:: YOUR GOAL ::
Look through the listing below for the word "title" and copy every line where it occurs.

:: RECORDS TO USE ::
---

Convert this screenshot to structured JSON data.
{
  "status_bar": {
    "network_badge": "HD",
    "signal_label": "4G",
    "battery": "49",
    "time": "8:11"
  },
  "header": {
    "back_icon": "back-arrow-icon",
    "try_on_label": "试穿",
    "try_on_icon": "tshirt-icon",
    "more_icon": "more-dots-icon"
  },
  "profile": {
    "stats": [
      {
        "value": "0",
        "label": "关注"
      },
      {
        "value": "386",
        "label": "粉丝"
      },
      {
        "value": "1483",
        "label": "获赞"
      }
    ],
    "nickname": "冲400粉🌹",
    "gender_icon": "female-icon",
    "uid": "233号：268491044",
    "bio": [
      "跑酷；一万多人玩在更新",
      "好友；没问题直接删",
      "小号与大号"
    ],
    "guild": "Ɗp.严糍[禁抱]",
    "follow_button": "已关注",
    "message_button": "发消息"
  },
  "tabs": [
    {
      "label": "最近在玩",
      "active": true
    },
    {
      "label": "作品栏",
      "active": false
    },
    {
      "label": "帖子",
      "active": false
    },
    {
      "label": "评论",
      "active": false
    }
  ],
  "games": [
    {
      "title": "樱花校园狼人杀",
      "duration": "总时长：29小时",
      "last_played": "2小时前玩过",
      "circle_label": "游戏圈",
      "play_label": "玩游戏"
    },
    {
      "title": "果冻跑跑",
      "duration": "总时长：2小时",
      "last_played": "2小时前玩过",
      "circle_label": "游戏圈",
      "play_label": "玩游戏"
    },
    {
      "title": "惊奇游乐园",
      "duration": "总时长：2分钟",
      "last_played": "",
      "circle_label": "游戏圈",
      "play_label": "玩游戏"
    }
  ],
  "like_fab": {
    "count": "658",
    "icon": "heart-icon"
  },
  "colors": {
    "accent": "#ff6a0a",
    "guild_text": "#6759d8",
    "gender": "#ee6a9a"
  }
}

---

:: RESULT FOR THIS TASK ::
      "title": "樱花校园狼人杀",
      "title": "果冻跑跑",
      "title": "惊奇游乐园",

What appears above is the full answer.